ACI Alliance said its Lifetime Achievement Award is “given to an individual with an exemplary body of work in service to advancing cochlear implants.”

“Dr. Roland was a pioneer in the world of CI and was instrumental in the introduction of this technology in the pediatric hearing-impaired,” said Bradley Marple, M.D., who succeeded Dr. Roland as Chair of UTSW’s Department of Otolaryngology-Head and Neck Surgery. “I had the great fortune of being able to work with him the first 20 years of my career. I credit many of my greatest memories and experiences in academic medicine to Dr. Roland.”

Dr. Roland joined the UT Southwestern faculty in 1985 and served as Chair of Otolaryngology-Head and Neck Surgery from 2002 to 2014. He also was a Professor of Neurological Surgery and Chief of Pediatric Otology at Children’s Medical Center Dallas. In 2003, he performed cochlear implant surgery on 1-year-old twins, one of the first such surgeries in the nation. Dr. Roland’s clinical research also first demonstrated that magnetic resonance imaging (MRI) offered better diagnostic information for cochlear implants than more commonly used high-resolution computed tomography (CT) scans.
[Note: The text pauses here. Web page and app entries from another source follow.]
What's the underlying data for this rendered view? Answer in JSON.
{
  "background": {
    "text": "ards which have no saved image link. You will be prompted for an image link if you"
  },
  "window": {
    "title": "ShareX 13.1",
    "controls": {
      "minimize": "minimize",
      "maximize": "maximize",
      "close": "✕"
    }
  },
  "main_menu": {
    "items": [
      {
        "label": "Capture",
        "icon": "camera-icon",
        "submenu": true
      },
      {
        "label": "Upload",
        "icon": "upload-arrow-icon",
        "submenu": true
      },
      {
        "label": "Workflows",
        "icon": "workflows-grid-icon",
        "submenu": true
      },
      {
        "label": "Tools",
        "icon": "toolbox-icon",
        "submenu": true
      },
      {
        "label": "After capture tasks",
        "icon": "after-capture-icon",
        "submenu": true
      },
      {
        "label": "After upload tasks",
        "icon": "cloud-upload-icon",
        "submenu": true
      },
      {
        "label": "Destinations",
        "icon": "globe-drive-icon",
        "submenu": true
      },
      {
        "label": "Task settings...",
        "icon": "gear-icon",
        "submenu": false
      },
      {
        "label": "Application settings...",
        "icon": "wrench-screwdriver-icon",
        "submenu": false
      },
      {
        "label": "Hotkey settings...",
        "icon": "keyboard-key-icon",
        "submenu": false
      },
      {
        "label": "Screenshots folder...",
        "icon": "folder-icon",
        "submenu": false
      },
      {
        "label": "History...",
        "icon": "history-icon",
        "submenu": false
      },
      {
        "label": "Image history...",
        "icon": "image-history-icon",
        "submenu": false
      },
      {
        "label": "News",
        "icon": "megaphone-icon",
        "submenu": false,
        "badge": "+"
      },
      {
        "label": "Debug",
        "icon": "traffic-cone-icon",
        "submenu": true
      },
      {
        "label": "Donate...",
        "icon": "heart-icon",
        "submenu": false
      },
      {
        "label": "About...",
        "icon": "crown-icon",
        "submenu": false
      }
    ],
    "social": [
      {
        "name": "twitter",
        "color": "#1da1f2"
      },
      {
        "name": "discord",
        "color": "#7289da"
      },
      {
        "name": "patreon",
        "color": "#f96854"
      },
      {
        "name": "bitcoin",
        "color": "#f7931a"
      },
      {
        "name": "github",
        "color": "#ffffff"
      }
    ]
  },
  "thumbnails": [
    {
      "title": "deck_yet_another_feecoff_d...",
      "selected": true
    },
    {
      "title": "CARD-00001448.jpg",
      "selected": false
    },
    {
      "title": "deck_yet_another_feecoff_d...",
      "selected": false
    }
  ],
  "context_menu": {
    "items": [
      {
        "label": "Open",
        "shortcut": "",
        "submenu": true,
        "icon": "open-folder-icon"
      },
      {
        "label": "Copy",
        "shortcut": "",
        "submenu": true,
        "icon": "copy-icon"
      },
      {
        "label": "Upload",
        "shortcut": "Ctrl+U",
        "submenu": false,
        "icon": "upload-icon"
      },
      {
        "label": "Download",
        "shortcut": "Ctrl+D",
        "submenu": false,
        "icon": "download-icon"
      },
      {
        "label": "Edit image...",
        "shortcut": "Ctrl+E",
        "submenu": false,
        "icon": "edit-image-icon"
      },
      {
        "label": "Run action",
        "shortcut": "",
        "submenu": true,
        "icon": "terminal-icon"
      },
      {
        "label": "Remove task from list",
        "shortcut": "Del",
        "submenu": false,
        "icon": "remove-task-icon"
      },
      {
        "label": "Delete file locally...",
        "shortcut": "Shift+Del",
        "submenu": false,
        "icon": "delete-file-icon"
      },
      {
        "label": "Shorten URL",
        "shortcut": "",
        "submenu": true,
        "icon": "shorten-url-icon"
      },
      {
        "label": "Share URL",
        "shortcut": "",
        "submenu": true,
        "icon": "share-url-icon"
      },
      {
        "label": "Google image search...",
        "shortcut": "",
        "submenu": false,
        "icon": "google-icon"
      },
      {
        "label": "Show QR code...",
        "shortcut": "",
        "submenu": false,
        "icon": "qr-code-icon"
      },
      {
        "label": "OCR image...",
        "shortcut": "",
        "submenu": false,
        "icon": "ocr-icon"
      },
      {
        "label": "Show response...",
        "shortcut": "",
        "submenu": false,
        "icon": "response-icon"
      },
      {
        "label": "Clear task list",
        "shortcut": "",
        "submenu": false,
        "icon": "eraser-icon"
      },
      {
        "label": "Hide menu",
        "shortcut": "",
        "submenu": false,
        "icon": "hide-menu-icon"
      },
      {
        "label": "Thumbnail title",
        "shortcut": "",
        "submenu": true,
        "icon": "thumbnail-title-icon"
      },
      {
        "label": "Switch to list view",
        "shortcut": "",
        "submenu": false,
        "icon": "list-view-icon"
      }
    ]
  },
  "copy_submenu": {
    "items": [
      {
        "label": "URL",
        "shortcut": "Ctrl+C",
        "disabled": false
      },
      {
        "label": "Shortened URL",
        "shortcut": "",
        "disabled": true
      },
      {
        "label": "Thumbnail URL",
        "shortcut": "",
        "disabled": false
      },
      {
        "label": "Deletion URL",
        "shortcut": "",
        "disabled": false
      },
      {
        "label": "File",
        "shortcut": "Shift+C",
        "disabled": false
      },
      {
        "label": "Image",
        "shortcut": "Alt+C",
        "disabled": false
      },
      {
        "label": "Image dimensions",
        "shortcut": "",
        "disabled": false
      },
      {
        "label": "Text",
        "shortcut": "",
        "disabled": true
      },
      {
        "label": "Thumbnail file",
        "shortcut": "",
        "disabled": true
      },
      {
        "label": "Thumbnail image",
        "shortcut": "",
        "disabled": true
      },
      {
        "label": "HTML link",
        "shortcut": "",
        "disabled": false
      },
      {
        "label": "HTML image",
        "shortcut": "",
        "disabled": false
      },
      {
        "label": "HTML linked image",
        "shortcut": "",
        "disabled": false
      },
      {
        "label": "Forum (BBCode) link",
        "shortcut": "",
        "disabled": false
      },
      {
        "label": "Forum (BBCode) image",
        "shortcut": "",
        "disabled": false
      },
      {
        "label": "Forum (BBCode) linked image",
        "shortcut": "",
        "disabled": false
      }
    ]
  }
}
During Dr. Roland’s tenure as Chair, UTSW’s Department of Otolaryngology-Head and Neck Surgery became one of the nation’s leading clinical and research centers for audiology and cochlear implantation, balance and facial nerve disorders, head and neck cancer, sleep disorders, voice and sinonasal disorders, and other specialties.

He served as Medical Director for the Dallas Cochlear Implant Program, a collaboration among UT Dallas, UT Southwestern, and Children’s Medical Center. Dr. Roland was also part of a select group of a dozen physicians across the nation who helped develop treatment guidelines that became the first official recommendations for dealing with the common infection called swimmer’s ear (acute otitis externa), and his continued investigations found that antibiotic ear drops performed better than oral antibiotics for children with ear tubes.

Dr. Roland, who received his medical degree from UT Medical Branch at Galveston, has authored more than 230 peer-reviewed articles, 60 book chapters, and five books on topics including ear surgery, cochlear implants, hearing loss, balance disturbance, facial nerve injury, acoustic neuroma, and tumors of the skull base. Among the honors he has received are the George E. Shambaugh Award, the Michael Glasscock Award, the Michael Paparella Award, and the American Academy of Otolaryngology-Head and Neck Surgery’s Humanitarian Award.

Dr. Marple holds the Arthur E. Meyerhoff Chair in Otolaryngology/Head and Neck Surgery.

About UT Southwestern Medical Center
UT Southwestern, one of the nation’s premier academic medical centers, integrates pioneering biomedical research with exceptional clinical care and education. The institution’s faculty has received six Nobel Prizes, and includes 26 members of the National Academy of Sciences, 19 members of the National Academy of Medicine, and 14 Howard Hughes Medical Institute Investigators. The full-time faculty of more than 2,900 is responsible for groundbreaking medical advances and is committed to translating science-driven research quickly to new clinical treatments. UT Southwestern physicians provide care in more than 80 specialties to more than 100,000 hospitalized patients, more than 360,000 emergency room cases, and oversee nearly 4 million outpatient visits a year.